Barr feels that foreign meddling in U.S. elections and governmental abuse of power are "both troubling," declining to say whether one is worse than the other when he was asked. He talked with Crawford about a "Praetorian Guard mentality" that occurs when government officials "get very arrogant." They "identify the national interest with their own political preferences, and they feel that anyone who has a different opinion...is somehow an enemy of the state."
Crawford asked whether he thought this was the case in the 2016 election. Barr replied, "I just think it has to be carefully look at because the use of foreign intelligence capabilities and counterintelligence capabilities against an American political campaign to me is unprecedented and it's a serious red line that's been crossed."
He said that there were "counterintelligence activities undertaken against the Trump campaign" in 2016. There may have been a basis for those activities, Barr acknowledged, but he wants "to see what that basis was and make sure it was legitimate."
After multiple calls by Mr. Trump to "investigate the investigators," the attorney general earlier this month tapped the U.S. attorney in Connecticut, John Durham, tointo the origins of the Russian inquiry.
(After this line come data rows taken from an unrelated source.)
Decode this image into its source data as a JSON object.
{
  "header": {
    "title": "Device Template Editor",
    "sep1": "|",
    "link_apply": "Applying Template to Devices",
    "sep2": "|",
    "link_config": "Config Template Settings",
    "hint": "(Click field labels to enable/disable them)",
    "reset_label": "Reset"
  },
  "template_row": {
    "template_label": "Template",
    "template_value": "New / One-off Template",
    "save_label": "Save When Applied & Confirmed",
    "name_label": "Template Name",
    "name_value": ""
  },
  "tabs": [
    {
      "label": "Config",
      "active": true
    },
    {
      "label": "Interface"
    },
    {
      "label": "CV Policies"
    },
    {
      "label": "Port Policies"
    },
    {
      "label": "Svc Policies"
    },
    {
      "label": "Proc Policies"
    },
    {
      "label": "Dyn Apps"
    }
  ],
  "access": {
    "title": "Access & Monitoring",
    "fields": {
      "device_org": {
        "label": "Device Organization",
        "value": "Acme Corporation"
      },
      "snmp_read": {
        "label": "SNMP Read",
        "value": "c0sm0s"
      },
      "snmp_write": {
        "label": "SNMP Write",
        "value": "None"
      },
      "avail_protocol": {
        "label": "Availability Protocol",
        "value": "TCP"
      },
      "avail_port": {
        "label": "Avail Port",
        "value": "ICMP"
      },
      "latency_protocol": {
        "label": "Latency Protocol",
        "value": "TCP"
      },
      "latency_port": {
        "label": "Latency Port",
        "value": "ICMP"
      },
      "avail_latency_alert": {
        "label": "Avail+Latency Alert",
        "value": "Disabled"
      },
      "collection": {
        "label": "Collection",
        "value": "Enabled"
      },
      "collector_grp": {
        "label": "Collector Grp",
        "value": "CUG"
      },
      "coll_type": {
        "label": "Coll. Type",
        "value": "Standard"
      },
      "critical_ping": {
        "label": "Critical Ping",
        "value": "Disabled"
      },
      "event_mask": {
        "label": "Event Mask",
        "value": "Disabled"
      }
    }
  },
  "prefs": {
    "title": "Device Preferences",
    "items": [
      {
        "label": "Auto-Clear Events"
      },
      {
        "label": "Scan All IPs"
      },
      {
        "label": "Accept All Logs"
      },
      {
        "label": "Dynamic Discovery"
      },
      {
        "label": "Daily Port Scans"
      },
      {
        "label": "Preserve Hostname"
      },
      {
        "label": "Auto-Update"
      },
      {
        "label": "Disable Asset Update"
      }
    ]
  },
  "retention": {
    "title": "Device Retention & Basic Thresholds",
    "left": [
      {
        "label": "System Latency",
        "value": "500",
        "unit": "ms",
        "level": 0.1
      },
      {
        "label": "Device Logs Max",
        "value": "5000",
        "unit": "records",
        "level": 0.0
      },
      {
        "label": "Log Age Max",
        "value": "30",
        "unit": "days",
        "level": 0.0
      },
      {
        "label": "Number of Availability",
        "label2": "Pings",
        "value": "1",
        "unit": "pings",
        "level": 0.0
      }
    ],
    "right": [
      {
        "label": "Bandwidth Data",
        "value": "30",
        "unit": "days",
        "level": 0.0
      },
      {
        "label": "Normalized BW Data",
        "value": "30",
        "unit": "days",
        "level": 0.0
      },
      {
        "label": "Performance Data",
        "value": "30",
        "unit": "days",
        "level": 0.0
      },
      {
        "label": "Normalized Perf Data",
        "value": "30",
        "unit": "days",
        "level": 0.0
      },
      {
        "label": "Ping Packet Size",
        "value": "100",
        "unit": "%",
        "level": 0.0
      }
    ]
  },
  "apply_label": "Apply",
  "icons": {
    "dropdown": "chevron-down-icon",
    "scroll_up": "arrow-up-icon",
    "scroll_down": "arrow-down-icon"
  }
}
This will be the third probe of the Russia investigation, although Barr seemed to indicate that the three investigations were not taking place at the same time. Barr explained that the first, led by the Utah U.S. Attorney John Huber, was "put on hold" while the Justice Department's inspector general conducted its review of possible bias among Justice Department officials and whether government surveillance of the Trump campaign was appropriate. Barr told Crawford Huber "has not been active on this front in recent months, so Durham is taking over that role."
Last week, the president granted Barr sweeping powers to declassify counterintelligence information and ordered the nation's intelligence agencies to cooperate with the attorney general's review. A White House memo said said Barr had been "delegated full and complete authority to declassify information" related to the investigation.
Crawford asked Barr whether he had asked the president for the authority to declassify.
"Yes," he replied, and he also said that he had spoken with intelligence community leaders, who told him they would be supportive. While he said that in "extraordinary circumstance," he has the the authority to declassify information without consulting top intelligence officials, he told Crawford he intends to consult with them.
Asked about criticism he has faced from Democrats and former government officials for saying the Trump campaign was "spied on" by federal investigators, Barr rejected the idea that "spying" is a "dirty word."
"I think there is nothing wrong with spying," he said. "The question is always whether it is authorized by law and properly predicated, and if it is, then it is an important tool the United States has to protect the country."
During the interview Thursday, Barr also said special counsel Robert Muelleron whether the president committed obstruction of justice, regardless of long-standing Justice Department policy that prohibits the indictment of a sitting president.